The entries follow. Please return all of them exactly.

=== Data section ===

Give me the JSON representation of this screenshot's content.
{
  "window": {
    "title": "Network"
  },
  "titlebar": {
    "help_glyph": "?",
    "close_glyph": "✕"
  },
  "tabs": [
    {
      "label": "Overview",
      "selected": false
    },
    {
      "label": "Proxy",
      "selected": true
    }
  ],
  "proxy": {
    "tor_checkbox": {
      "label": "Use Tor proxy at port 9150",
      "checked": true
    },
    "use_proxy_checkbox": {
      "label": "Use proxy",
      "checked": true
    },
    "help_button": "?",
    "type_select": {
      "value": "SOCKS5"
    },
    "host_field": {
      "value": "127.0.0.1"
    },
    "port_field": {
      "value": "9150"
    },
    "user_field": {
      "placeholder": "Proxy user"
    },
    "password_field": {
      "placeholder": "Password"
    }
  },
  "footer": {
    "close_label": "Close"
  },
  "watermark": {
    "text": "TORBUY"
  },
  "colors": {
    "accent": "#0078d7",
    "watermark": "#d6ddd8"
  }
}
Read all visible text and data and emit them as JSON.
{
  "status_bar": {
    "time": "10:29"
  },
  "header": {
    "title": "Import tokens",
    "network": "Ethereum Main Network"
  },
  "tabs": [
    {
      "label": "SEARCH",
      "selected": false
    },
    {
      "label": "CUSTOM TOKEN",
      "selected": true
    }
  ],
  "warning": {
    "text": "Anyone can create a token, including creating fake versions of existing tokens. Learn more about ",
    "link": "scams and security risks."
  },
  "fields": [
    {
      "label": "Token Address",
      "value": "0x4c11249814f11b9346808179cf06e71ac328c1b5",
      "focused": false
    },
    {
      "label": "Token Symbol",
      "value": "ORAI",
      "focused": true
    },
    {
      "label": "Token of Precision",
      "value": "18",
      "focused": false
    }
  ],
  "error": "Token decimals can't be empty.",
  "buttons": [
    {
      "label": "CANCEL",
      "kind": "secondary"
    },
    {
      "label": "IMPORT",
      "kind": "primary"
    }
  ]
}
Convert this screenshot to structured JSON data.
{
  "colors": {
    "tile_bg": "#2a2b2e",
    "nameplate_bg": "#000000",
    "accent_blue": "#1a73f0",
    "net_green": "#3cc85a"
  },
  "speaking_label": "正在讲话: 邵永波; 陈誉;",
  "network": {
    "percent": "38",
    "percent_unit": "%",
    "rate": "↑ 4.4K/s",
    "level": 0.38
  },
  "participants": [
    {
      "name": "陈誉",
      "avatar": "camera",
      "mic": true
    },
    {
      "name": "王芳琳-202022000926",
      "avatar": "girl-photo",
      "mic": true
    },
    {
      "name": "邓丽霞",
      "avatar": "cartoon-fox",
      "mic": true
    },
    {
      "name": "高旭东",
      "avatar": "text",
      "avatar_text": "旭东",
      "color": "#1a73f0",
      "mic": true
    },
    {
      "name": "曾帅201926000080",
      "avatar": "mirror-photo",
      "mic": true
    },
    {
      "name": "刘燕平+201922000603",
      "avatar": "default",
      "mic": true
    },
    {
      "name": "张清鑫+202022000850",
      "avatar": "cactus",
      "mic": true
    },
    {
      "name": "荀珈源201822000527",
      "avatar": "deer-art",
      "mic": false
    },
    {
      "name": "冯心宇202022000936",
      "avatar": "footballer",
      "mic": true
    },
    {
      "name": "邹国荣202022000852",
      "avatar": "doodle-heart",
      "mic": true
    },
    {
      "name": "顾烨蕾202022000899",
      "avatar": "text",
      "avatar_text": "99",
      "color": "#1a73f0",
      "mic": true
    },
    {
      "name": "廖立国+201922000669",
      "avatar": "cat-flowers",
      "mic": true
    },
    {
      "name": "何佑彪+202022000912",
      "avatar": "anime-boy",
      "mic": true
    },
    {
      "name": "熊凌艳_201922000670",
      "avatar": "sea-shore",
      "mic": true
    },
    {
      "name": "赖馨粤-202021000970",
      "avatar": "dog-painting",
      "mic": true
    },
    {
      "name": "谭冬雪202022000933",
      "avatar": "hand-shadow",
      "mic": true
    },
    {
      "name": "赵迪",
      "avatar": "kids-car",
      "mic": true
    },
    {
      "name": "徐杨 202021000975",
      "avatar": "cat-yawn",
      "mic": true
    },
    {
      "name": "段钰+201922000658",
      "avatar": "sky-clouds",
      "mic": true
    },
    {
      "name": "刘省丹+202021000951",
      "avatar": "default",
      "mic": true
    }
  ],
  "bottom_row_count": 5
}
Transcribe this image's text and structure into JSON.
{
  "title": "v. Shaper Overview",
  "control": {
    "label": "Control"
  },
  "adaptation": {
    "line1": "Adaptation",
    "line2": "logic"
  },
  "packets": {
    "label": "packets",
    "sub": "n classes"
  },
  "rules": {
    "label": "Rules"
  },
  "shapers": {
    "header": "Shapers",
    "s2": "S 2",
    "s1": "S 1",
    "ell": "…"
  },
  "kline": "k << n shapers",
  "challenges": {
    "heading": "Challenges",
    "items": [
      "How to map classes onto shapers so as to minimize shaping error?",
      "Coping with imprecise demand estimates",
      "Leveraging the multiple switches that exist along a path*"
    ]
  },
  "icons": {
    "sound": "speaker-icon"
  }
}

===

*Task result:*
Give me the JSON representation of this screenshot's content.
{
  "window": {
    "title": "Network"
  },
  "titlebar": {
    "help_glyph": "?",
    "close_glyph": "✕"
  },
  "tabs": [
    {
      "label": "Overview",
      "selected": false
    },
    {
      "label": "Proxy",
      "selected": true
    }
  ],
  "proxy": {
    "tor_checkbox": {
      "label": "Use Tor proxy at port 9150",
      "checked": true
    },
    "use_proxy_checkbox": {
      "label": "Use proxy",
      "checked": true
    },
    "help_button": "?",
    "type_select": {
      "value": "SOCKS5"
    },
    "host_field": {
      "value": "127.0.0.1"
    },
    "port_field": {
      "value": "9150"
    },
    "user_field": {
      "placeholder": "Proxy user"
    },
    "password_field": {
      "placeholder": "Password"
    }
  },
  "footer": {
    "close_label": "Close"
  },
  "watermark": {
    "text": "TORBUY"
  },
  "colors": {
    "accent": "#0078d7",
    "watermark": "#d6ddd8"
  }
}
Read all visible text and data and emit them as JSON.
{
  "status_bar": {
    "time": "10:29"
  },
  "header": {
    "title": "Import tokens",
    "network": "Ethereum Main Network"
  },
  "tabs": [
    {
      "label": "SEARCH",
      "selected": false
    },
    {
      "label": "CUSTOM TOKEN",
      "selected": true
    }
  ],
  "warning": {
    "text": "Anyone can create a token, including creating fake versions of existing tokens. Learn more about ",
    "link": "scams and security risks."
  },
  "fields": [
    {
      "label": "Token Address",
      "value": "0x4c11249814f11b9346808179cf06e71ac328c1b5",
      "focused": false
    },
    {
      "label": "Token Symbol",
      "value": "ORAI",
      "focused": true
    },
    {
      "label": "Token of Precision",
      "value": "18",
      "focused": false
    }
  ],
  "error": "Token decimals can't be empty.",
  "buttons": [
    {
      "label": "CANCEL",
      "kind": "secondary"
    },
    {
      "label": "IMPORT",
      "kind": "primary"
    }
  ]
}
Convert this screenshot to structured JSON data.
{
  "colors": {
    "tile_bg": "#2a2b2e",
    "nameplate_bg": "#000000",
    "accent_blue": "#1a73f0",
    "net_green": "#3cc85a"
  },
  "speaking_label": "正在讲话: 邵永波; 陈誉;",
  "network": {
    "percent": "38",
    "percent_unit": "%",
    "rate": "↑ 4.4K/s",
    "level": 0.38
  },
  "participants": [
    {
      "name": "陈誉",
      "avatar": "camera",
      "mic": true
    },
    {
      "name": "王芳琳-202022000926",
      "avatar": "girl-photo",
      "mic": true
    },
    {
      "name": "邓丽霞",
      "avatar": "cartoon-fox",
      "mic": true
    },
    {
      "name": "高旭东",
      "avatar": "text",
      "avatar_text": "旭东",
      "color": "#1a73f0",
      "mic": true
    },
    {
      "name": "曾帅201926000080",
      "avatar": "mirror-photo",
      "mic": true
    },
    {
      "name": "刘燕平+201922000603",
      "avatar": "default",
      "mic": true
    },
    {
      "name": "张清鑫+202022000850",
      "avatar": "cactus",
      "mic": true
    },
    {
      "name": "荀珈源201822000527",
      "avatar": "deer-art",
      "mic": false
    },
    {
      "name": "冯心宇202022000936",
      "avatar": "footballer",
      "mic": true
    },
    {
      "name": "邹国荣202022000852",
      "avatar": "doodle-heart",
      "mic": true
    },
    {
      "name": "顾烨蕾202022000899",
      "avatar": "text",
      "avatar_text": "99",
      "color": "#1a73f0",
      "mic": true
    },
    {
      "name": "廖立国+201922000669",
      "avatar": "cat-flowers",
      "mic": true
    },
    {
      "name": "何佑彪+202022000912",
      "avatar": "anime-boy",
      "mic": true
    },
    {
      "name": "熊凌艳_201922000670",
      "avatar": "sea-shore",
      "mic": true
    },
    {
      "name": "赖馨粤-202021000970",
      "avatar": "dog-painting",
      "mic": true
    },
    {
      "name": "谭冬雪202022000933",
      "avatar": "hand-shadow",
      "mic": true
    },
    {
      "name": "赵迪",
      "avatar": "kids-car",
      "mic": true
    },
    {
      "name": "徐杨 202021000975",
      "avatar": "cat-yawn",
      "mic": true
    },
    {
      "name": "段钰+201922000658",
      "avatar": "sky-clouds",
      "mic": true
    },
    {
      "name": "刘省丹+202021000951",
      "avatar": "default",
      "mic": true
    }
  ],
  "bottom_row_count": 5
}
Transcribe this image's text and structure into JSON.
{
  "title": "v. Shaper Overview",
  "control": {
    "label": "Control"
  },
  "adaptation": {
    "line1": "Adaptation",
    "line2": "logic"
  },
  "packets": {
    "label": "packets",
    "sub": "n classes"
  },
  "rules": {
    "label": "Rules"
  },
  "shapers": {
    "header": "Shapers",
    "s2": "S 2",
    "s1": "S 1",
    "ell": "…"
  },
  "kline": "k << n shapers",
  "challenges": {
    "heading": "Challenges",
    "items": [
      "How to map classes onto shapers so as to minimize shaping error?",
      "Coping with imprecise demand estimates",
      "Leveraging the multiple switches that exist along a path*"
    ]
  },
  "icons": {
    "sound": "speaker-icon"
  }
}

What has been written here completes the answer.